◆ Problem requirements ◆
Use the entries below to count the lines that hold the word "your"; answer with the number only.

Top of Source material

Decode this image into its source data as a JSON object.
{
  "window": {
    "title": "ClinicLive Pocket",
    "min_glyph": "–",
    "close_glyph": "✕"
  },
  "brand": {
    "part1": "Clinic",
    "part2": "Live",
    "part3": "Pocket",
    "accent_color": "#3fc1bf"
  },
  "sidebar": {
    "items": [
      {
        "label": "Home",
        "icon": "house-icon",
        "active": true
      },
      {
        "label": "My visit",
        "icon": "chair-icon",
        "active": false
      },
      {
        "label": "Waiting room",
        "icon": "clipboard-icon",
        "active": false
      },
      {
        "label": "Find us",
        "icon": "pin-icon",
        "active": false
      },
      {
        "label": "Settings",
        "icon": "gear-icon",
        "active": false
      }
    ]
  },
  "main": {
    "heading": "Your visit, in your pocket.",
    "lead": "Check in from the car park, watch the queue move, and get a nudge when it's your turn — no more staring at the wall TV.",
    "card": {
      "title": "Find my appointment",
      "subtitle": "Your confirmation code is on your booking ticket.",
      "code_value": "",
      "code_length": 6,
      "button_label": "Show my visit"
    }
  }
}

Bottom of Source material
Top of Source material

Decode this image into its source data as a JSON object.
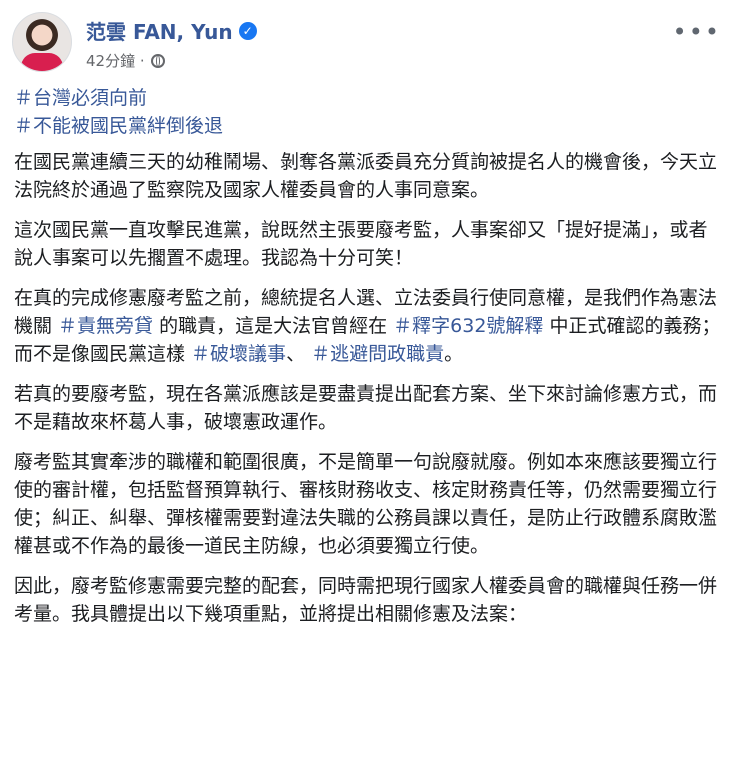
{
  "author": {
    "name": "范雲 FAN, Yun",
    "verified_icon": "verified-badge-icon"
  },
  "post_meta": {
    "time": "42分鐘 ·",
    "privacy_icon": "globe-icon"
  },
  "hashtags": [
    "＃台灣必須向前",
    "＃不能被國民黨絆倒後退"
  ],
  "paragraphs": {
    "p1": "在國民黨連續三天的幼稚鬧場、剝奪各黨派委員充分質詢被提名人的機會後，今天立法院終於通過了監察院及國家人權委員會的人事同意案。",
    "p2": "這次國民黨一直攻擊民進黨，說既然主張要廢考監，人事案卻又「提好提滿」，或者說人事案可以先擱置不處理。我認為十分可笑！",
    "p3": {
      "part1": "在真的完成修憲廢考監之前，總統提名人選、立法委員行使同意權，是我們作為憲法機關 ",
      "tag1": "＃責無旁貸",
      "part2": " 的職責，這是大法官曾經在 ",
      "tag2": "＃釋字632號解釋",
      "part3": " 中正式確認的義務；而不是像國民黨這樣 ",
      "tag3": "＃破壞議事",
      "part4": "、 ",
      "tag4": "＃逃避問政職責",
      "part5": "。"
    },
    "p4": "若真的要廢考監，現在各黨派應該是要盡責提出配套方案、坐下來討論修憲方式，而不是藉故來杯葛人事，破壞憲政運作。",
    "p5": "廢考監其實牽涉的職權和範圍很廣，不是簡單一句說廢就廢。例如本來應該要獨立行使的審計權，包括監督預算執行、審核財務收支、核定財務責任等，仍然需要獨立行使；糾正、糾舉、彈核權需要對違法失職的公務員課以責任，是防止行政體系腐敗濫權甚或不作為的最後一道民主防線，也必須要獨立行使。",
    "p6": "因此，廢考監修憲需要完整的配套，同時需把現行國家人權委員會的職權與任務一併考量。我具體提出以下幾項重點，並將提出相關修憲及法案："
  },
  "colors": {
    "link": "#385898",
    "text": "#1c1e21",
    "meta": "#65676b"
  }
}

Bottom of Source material

◆ Reply to the task ◆
3